Mutarotation is the change in the optical rotation because of the change in the equilibrium between two anomers, when the corresponding stereocenters interconvert. Cyclic sugars show mutarotation as α and β anomeric forms interconvert. The optical rotation of the solution depends on the optical rotation of each anomer and their ratio in the solution.
The α and β anomers are diastereomers of each other and usually have different specific rotations. A solution or liquid sample of a pure α anomer will rotate plane polarised light by a different amount and/or in the opposite direction than the pure β anomer of that compound. The optical rotation of the solution depends on the optical rotation of each anomer and their ratio in the solution.

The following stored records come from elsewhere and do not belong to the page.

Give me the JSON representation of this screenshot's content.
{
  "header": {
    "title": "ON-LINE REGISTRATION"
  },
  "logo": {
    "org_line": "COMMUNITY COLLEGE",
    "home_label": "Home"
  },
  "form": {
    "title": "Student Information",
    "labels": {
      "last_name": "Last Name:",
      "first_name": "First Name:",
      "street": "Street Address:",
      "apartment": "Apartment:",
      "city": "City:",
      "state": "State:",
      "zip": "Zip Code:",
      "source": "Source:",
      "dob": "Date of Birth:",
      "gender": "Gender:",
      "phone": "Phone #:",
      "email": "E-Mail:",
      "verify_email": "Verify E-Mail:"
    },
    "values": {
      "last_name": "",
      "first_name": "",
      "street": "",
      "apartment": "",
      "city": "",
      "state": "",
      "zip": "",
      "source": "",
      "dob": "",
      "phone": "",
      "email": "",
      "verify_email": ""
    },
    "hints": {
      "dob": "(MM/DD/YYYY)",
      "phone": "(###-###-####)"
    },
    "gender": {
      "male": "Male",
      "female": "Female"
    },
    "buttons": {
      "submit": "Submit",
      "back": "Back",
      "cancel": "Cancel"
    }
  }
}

For example if a solution of β-D-glucopyranose is dissolved in water, its specific optical rotation will be +18.7. Over time, some of the β-D-glucopyranose will undergo mutarotation to become α-D-glucopyranose, which has an optical rotation of +112.2. Thus the rotation of the solution will increase from +18.7 to an equilibrium value of +52.5 as some of the β form is converted to the α form. The equilibrium mixture is actually about 64% of α-D-glucopyranose and about 36% of β-D-glucopyranose, though there are also with traces of the other forms including furanoses and open chained form. The α anomer is the major conformer, although somewhat controversially; this is due to the anomeric effect with the stabilisation energy provided by n-σ* hyperconjugation. 
The observed rotation of the sample is the weighted sum of the optical rotation of each anomer weighted by the amount of that anomer present. Therefore one can use a polarimeter to measure the rotation of a sample and then calculate the ratio of the two anomers present from the enantiomeric excess, as long as one knows the rotation of each pure anomer. One can monitor the mutarotation process over time or determine the equilibrium mixture by observing the optical rotation and how it changes.
- IUPAC Gold Book mutarotation
- Derek Horton (2008). "The Development of Carbohydrate Chemistry and Biology". Carbohydrate Chemistry, Biology and Medical Applications: 1–28. doi:10.1016/B978-0-08-054816-6.00001-X.
- Augustin-Pierre Dubrunfaut—An early sugar chemist. Hewitt G. Fletcher, J. Chem. Educ., 1940, 17 (4), p 153, doi:10.1021/ed017p153
- Francis Carey (2000). Organic Chemistry (4th, McGraw-Hill Higher Education Press ed.).